In most parts the old lava flows reach the sea, forming flat rocky surfaces with lots of rock pools and an abundance of Sally Lightfoot Crabs.
While walking along the rocks we stopped to look into one of the pools, when an octopus propelled itself out of the water, over the six-inch lip of the pool and landed on a Sally Lightfoot Crab, about two feet away. The octopus then began to drag the crab back to its pool, its legs scraping against the smooth lava. Once back in the water, the octopus lodged itself against a rock and changed colour so perfectly that it was almost invisible. It straddled the crab and remained in that position, apparently feeding on its catch.
Flightless Cormorant on Fernandina
Flightless Cormorant on Fernandina
Marine Iguana on Fernandina

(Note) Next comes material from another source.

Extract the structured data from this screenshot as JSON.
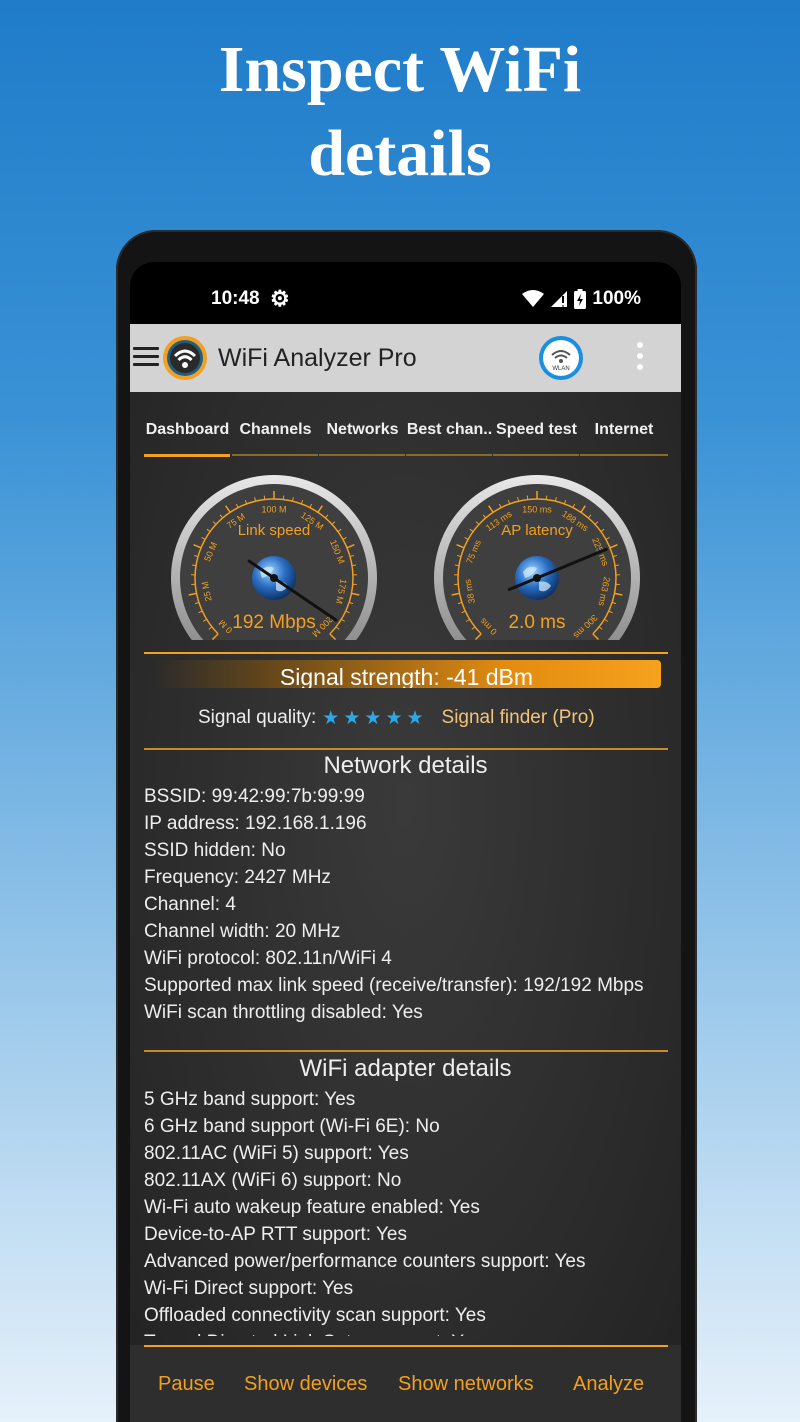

Marine Iguana on Fernandina
Galapagos Mockingbird on Fernandina
Immature Yellow-crowned Night Heron on Fernandina
Sally Lightfoot Crabs on Fernandina
Lava Heron on Fernandina
Overnight we sailed back to Baltra, where we were to board the plane back to Quito, so only time for a last look around seeing Blue-footed Boobies, Magnificent Frigatebirds, c40 Audubon's Shearwaters, a Galapagos Petrel, 18 Brown Noddies, 6 Brown Pelicans and a Monarch Butterfly. The deck of the ship, which had an artificial grass effect, attracted more Painted Locusts, as it had done throughout the trip.
Lots more photos here.